Stored items from a collection:
#####
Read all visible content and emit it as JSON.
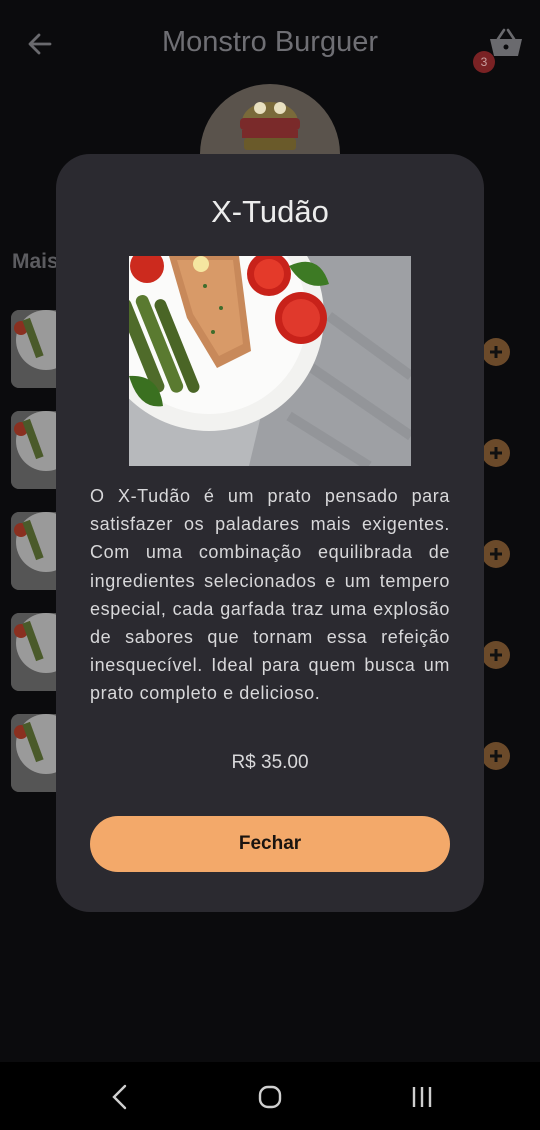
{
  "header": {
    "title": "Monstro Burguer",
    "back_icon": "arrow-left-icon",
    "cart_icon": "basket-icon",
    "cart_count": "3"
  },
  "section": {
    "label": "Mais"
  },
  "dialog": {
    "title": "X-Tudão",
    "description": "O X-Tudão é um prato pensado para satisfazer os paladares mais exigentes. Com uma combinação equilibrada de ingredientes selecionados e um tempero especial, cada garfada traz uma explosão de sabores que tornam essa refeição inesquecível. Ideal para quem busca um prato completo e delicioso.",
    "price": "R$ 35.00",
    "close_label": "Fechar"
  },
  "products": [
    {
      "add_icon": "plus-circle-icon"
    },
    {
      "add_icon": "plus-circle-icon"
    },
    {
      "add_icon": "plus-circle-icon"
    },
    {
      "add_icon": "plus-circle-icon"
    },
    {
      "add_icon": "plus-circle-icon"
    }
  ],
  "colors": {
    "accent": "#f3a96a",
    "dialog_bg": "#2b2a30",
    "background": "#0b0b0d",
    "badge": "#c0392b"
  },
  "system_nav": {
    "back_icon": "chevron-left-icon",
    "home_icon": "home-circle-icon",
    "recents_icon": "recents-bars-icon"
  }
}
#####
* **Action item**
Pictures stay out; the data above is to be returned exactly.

* **Output**
Read all visible content and emit it as JSON.
{
  "header": {
    "title": "Monstro Burguer",
    "back_icon": "arrow-left-icon",
    "cart_icon": "basket-icon",
    "cart_count": "3"
  },
  "section": {
    "label": "Mais"
  },
  "dialog": {
    "title": "X-Tudão",
    "description": "O X-Tudão é um prato pensado para satisfazer os paladares mais exigentes. Com uma combinação equilibrada de ingredientes selecionados e um tempero especial, cada garfada traz uma explosão de sabores que tornam essa refeição inesquecível. Ideal para quem busca um prato completo e delicioso.",
    "price": "R$ 35.00",
    "close_label": "Fechar"
  },
  "products": [
    {
      "add_icon": "plus-circle-icon"
    },
    {
      "add_icon": "plus-circle-icon"
    },
    {
      "add_icon": "plus-circle-icon"
    },
    {
      "add_icon": "plus-circle-icon"
    },
    {
      "add_icon": "plus-circle-icon"
    }
  ],
  "colors": {
    "accent": "#f3a96a",
    "dialog_bg": "#2b2a30",
    "background": "#0b0b0d",
    "badge": "#c0392b"
  },
  "system_nav": {
    "back_icon": "chevron-left-icon",
    "home_icon": "home-circle-icon",
    "recents_icon": "recents-bars-icon"
  }
}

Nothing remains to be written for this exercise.